> _EXERCISE OBJECTIVE_
Verbatim output of the lines below is required, with the images omitted.

____ EXTRACTED INFORMATION

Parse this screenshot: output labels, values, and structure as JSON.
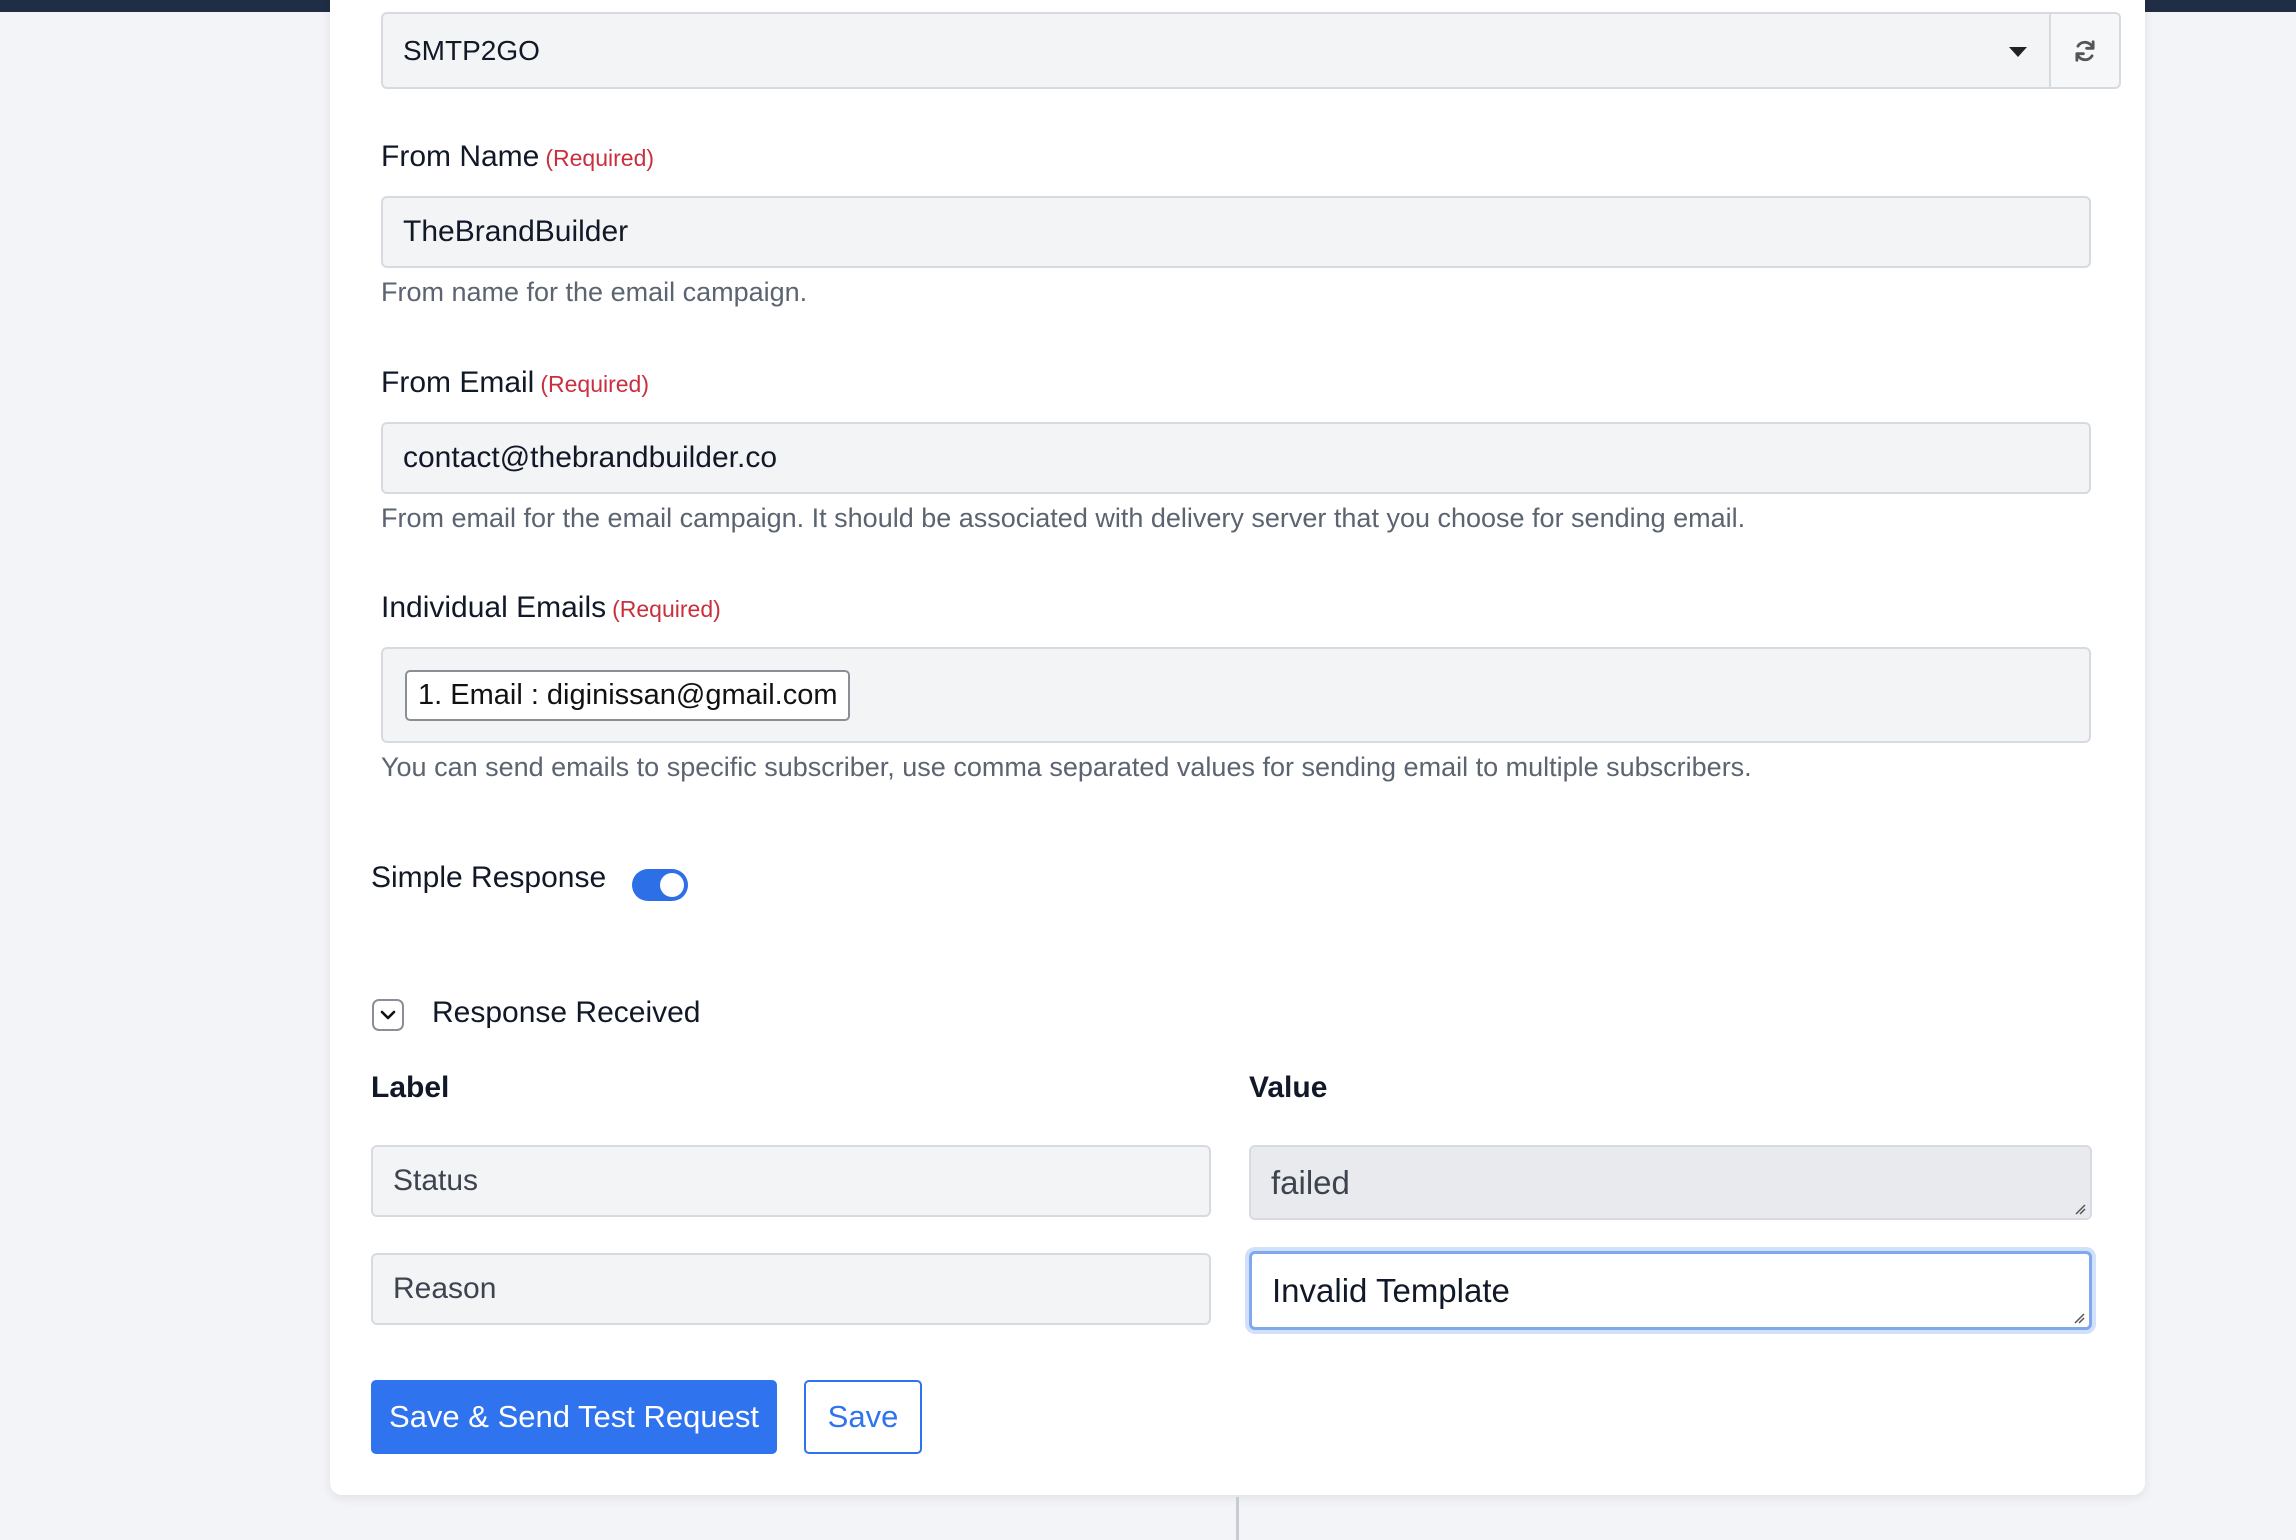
{
  "delivery_server": {
    "selected": "SMTP2GO",
    "refresh_icon": "refresh-icon",
    "caret_icon": "caret-down-icon"
  },
  "from_name": {
    "label": "From Name",
    "required": "(Required)",
    "value": "TheBrandBuilder",
    "help": "From name for the email campaign."
  },
  "from_email": {
    "label": "From Email",
    "required": "(Required)",
    "value": "contact@thebrandbuilder.co",
    "help": "From email for the email campaign. It should be associated with delivery server that you choose for sending email."
  },
  "individual_emails": {
    "label": "Individual Emails",
    "required": "(Required)",
    "tags": [
      "1. Email : diginissan@gmail.com"
    ],
    "help": "You can send emails to specific subscriber, use comma separated values for sending email to multiple subscribers."
  },
  "simple_response": {
    "label": "Simple Response",
    "enabled": true
  },
  "response_received": {
    "title": "Response Received",
    "expanded": true,
    "label_header": "Label",
    "value_header": "Value",
    "rows": [
      {
        "label": "Status",
        "value": "failed"
      },
      {
        "label": "Reason",
        "value": "Invalid Template"
      }
    ]
  },
  "actions": {
    "save_send_label": "Save & Send Test Request",
    "save_label": "Save"
  },
  "colors": {
    "primary": "#2f73ee",
    "required": "#c9303e",
    "topbar": "#1f2d45"
  }
}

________

> _EXERCISE RESPONSE_
Parse this screenshot: output labels, values, and structure as JSON.
{
  "delivery_server": {
    "selected": "SMTP2GO",
    "refresh_icon": "refresh-icon",
    "caret_icon": "caret-down-icon"
  },
  "from_name": {
    "label": "From Name",
    "required": "(Required)",
    "value": "TheBrandBuilder",
    "help": "From name for the email campaign."
  },
  "from_email": {
    "label": "From Email",
    "required": "(Required)",
    "value": "contact@thebrandbuilder.co",
    "help": "From email for the email campaign. It should be associated with delivery server that you choose for sending email."
  },
  "individual_emails": {
    "label": "Individual Emails",
    "required": "(Required)",
    "tags": [
      "1. Email : diginissan@gmail.com"
    ],
    "help": "You can send emails to specific subscriber, use comma separated values for sending email to multiple subscribers."
  },
  "simple_response": {
    "label": "Simple Response",
    "enabled": true
  },
  "response_received": {
    "title": "Response Received",
    "expanded": true,
    "label_header": "Label",
    "value_header": "Value",
    "rows": [
      {
        "label": "Status",
        "value": "failed"
      },
      {
        "label": "Reason",
        "value": "Invalid Template"
      }
    ]
  },
  "actions": {
    "save_send_label": "Save & Send Test Request",
    "save_label": "Save"
  },
  "colors": {
    "primary": "#2f73ee",
    "required": "#c9303e",
    "topbar": "#1f2d45"
  }
}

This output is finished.